>>>>>>          <span itemprop="familyName">Sereno</span> PD
>>>>>>        </span>
>>>>>>        (<span itemprop="datePublished">1991</span>)
>>>>>>        <cite itemprop="name"><a itemprop="url"
>>>>>> href="http://dx.doi.org/10.2307/3889336">Basal archosaurs:
>>>>>> phylogenetic relationships and functional implications</a></cite>
>>>>>>        <span>
>>>>>>          <cite class="source">Society of Vertebrate Paleontology
>>>>>> Memoir</cite> <span class="volume">2</span>:<span
>>>>>> class="fpage">1</span>
>>>>>>        </span>
>>>>>>        <meta itemprop="referenceID"
>>>>>> content="doi:10.2307/3889336">10.2307/3889336</meta>
>>>>>>      </li>
>>>>>>
>>>>>>      <li itemprop="reference" itemscope
>>>>>> itemtype="http://schema.org/Book" id="ref-2">
>>>>>>        <span itemprop="author" itemscope
>>>>>> itemtype="http://schema.org/Person">
>>>>>>          <span itemprop="familyName">Langer</span> MC
>>>>>>        </span>
>>>>>>        (<span itemprop="datePublished">2004</span>)
>>>>>>        <cite itemprop="name"><a itemprop="url"
>>>>>> href="http://books.google.co.uk/books?vid=ISBN9780520242098">The
>>>>>> Dinosauria</a></cite>
>>>>>>        <meta itemprop="referenceID"
>>>>>> content="isbn13:9780520242098">9780520242098</meta>
>>>>>>      </li>
>>>>>>    </ul>
>>>>>> </article>
>>>>>> ==============================
>>>>>>
>>>>>> Best,
>>>>>> Mizuki
>>>>>>
>>>>>
>>>>
>>>>
>>>
>>
>>
>
> --
> Karen Coyle
> kcoyle@kcoyle.net http://kcoyle.net
> ph: 1-510-540-7596
> m: 1-510-435-8234
> skype: kcoylenet
>


-- 
-- :-);-)
Maori Ito
Email : maori@nibio.go.jp
National Institute of Biomedical Innovation (NIBIO)
Bioinformatics Project : http://mizuguchilab.org/
Sagace : http://sagace.nibio.go.jp

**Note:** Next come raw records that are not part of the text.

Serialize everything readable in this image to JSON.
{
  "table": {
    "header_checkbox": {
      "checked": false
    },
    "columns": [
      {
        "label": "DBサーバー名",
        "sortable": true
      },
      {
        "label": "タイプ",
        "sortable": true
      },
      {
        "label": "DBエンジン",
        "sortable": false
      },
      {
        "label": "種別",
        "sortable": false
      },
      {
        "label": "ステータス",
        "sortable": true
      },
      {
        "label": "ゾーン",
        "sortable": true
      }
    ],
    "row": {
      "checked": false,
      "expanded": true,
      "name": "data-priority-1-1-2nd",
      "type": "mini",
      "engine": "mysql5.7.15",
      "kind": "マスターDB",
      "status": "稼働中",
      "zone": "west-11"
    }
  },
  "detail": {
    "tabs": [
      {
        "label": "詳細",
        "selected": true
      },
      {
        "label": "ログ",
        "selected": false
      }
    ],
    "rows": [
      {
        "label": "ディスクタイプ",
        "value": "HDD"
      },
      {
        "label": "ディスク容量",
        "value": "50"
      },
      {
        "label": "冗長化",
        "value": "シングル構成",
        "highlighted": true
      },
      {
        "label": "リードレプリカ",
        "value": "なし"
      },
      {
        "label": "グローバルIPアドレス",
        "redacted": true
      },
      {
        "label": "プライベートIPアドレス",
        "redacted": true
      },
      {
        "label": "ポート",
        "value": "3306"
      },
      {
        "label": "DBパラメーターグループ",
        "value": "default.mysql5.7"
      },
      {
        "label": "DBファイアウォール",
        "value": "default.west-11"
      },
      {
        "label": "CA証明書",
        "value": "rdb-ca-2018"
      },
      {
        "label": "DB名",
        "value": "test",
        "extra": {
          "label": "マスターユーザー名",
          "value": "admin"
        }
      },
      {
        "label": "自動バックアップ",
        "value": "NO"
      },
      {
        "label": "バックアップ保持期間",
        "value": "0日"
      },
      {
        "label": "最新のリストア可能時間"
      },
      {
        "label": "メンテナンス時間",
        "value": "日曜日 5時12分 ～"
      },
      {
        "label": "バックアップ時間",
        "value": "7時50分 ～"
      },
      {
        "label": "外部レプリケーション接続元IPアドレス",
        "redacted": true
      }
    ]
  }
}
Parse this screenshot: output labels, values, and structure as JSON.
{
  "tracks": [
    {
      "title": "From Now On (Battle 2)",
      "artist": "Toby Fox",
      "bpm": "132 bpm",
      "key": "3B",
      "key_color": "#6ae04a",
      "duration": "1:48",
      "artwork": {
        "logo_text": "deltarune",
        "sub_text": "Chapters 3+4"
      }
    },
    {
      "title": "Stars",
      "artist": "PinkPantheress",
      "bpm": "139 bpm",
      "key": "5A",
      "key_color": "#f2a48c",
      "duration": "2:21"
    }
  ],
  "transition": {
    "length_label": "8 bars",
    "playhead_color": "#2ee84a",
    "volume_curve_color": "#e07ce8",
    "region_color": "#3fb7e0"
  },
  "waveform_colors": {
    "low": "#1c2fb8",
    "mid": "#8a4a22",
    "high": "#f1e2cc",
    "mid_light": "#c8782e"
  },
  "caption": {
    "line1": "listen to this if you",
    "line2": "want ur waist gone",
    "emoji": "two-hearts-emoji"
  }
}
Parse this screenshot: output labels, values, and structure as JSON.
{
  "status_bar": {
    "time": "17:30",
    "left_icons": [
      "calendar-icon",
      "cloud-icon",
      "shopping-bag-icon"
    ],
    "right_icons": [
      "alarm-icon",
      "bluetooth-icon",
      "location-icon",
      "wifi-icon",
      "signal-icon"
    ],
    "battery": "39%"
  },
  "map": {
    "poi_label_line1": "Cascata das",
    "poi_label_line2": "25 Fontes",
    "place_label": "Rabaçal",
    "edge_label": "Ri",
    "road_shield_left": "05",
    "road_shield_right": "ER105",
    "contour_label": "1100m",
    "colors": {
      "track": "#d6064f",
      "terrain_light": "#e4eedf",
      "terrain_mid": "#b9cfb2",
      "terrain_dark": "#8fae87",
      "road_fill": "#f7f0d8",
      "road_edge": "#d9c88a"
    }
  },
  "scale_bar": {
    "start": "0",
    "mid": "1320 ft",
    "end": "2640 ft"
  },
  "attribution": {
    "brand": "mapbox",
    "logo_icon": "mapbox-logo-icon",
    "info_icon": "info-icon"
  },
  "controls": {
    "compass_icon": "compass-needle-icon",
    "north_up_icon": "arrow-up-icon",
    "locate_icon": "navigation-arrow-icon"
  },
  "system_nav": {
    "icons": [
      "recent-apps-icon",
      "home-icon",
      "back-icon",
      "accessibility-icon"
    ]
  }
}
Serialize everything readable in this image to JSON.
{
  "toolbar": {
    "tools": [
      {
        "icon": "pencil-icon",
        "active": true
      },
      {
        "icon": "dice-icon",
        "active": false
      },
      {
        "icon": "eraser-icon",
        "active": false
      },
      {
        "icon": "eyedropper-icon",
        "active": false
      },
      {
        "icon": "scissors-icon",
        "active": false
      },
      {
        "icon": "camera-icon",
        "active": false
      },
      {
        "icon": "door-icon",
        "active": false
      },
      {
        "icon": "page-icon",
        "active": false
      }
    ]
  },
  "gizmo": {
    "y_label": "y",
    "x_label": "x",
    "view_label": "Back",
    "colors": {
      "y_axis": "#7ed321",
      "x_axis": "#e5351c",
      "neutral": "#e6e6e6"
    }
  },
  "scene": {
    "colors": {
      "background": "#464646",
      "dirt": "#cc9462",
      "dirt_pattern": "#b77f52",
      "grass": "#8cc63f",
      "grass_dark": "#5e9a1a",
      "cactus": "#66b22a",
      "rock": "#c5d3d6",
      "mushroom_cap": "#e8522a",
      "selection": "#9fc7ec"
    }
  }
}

Received on Monday, 27 May 2013 04:21:15 UTC

This archive was generated by hypermail 2.3.1 : Tuesday, 6 January 2015 21:29:27 UTC